Medical Law Postgraduate at King's

I commute by train to university from Portsmouth on the south coast. I hope that sharing my experience will help if you are considering commuting next year. Even if you plan to live in London, you will inevitably have to travel at some point. Helpfully, London has a brilliant public transport network and so it’s really easy to get around the city.

My journey is quite a long one, but I have found there are a number of benefits to commuting to university. Firstly, I have saved money by living at home. Train tickets aren’t cheap, but I do avoid the cost of living in the Capital. Although living in London can be expensive, there are a variety of accommodation options to suit all budgets so don’t be put off by this! Secondly, I have all my home comforts, friends and family around me. However, you will meet new friends at university, and today family members are only a Skype call away! Finally, I actually get a lot done on the train! A couple of hours with no distractions means I can do some reading, or complete day-to-day administrative tasks like replying to emails. Continue reading

Life at KCL – an International Student’s perspective

LLM studentHaving lived in India all my life, my first international trip was for my LLM course at KCL and I am absolutely delighted at how it has turned out. As an international student, there may be many doubts and fears about how this experience would be. But if you know what to expect, you can enjoy what the institution and the city offers.

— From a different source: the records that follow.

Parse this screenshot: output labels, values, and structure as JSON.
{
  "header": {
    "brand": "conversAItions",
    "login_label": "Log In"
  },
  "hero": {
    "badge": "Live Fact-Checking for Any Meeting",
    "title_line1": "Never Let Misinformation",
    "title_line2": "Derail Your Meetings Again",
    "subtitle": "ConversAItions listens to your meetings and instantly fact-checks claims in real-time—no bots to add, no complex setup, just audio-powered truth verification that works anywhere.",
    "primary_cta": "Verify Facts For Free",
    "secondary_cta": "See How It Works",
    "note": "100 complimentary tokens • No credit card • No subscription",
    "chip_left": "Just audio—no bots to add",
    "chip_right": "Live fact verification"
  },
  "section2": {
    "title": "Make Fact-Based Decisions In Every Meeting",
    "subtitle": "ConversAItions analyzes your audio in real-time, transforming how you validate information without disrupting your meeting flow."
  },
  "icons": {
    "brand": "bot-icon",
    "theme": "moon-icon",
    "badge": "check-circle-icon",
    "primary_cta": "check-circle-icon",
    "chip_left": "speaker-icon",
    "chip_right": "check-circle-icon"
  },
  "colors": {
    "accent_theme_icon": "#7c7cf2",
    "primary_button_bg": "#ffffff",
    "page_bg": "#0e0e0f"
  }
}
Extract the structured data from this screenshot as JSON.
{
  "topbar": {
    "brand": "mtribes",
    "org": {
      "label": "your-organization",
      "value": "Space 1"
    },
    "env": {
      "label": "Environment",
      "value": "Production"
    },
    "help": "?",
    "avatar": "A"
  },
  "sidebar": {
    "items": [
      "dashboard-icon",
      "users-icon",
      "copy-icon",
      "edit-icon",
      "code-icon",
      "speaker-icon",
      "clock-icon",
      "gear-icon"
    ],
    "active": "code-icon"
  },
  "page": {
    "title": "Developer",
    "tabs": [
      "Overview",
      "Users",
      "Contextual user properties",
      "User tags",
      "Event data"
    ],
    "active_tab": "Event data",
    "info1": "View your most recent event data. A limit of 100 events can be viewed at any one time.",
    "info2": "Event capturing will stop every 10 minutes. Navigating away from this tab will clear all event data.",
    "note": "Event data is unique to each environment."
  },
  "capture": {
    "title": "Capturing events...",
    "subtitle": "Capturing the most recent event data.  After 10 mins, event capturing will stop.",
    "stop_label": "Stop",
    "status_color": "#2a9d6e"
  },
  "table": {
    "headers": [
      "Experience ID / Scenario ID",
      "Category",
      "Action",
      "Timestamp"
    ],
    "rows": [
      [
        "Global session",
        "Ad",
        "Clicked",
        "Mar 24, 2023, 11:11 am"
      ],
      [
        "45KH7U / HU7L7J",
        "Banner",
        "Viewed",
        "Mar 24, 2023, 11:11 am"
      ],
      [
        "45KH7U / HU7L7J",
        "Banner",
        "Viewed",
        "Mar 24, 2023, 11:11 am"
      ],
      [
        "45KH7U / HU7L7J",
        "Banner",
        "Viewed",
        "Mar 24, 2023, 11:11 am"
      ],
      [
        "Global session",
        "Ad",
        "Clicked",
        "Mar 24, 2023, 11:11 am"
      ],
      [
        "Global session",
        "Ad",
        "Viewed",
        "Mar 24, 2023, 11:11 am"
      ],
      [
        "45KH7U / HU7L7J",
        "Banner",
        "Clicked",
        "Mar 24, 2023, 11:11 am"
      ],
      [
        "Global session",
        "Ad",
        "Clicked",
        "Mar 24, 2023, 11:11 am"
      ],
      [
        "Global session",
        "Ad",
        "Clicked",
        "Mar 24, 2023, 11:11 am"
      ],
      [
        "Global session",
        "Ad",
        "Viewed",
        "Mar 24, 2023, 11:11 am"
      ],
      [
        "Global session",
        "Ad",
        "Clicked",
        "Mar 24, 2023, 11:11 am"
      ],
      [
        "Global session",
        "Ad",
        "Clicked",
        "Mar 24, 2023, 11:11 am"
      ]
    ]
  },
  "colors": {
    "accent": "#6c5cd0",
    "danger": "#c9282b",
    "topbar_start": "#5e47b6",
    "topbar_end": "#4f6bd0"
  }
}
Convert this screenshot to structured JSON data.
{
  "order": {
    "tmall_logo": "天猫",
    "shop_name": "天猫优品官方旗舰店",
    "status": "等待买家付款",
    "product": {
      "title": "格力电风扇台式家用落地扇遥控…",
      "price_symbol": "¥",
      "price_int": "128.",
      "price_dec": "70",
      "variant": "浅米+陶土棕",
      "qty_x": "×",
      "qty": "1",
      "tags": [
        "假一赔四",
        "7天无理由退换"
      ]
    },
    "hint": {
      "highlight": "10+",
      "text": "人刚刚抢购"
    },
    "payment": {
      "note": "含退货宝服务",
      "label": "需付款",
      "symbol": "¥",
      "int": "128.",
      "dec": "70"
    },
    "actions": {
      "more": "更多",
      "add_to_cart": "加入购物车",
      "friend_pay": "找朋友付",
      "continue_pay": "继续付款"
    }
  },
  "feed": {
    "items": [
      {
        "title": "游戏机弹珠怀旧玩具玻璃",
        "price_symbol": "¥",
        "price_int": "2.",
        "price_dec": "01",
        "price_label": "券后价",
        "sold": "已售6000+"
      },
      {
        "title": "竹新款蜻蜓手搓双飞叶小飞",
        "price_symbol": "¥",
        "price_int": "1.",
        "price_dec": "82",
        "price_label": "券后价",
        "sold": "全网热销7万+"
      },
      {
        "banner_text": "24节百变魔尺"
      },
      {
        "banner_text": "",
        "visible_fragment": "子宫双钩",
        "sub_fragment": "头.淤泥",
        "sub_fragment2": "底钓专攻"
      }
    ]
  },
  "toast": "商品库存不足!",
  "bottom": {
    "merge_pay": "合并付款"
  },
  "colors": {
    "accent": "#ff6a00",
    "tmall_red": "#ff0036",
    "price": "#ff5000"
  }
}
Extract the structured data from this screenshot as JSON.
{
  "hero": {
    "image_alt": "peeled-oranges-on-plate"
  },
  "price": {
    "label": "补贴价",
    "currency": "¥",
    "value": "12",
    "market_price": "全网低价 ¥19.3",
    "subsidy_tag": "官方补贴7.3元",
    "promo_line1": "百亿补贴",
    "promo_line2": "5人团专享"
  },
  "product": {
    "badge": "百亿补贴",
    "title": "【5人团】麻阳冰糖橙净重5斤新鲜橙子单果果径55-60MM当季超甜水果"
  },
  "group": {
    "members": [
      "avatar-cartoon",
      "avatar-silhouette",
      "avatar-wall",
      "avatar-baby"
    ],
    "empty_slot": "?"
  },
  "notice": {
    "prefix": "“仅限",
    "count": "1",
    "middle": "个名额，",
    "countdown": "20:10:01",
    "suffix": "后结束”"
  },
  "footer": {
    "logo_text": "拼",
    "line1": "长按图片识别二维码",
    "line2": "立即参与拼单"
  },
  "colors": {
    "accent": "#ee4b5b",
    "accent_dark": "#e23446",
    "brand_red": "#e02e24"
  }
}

Here is a checklist of details that you should know while you are here: Continue reading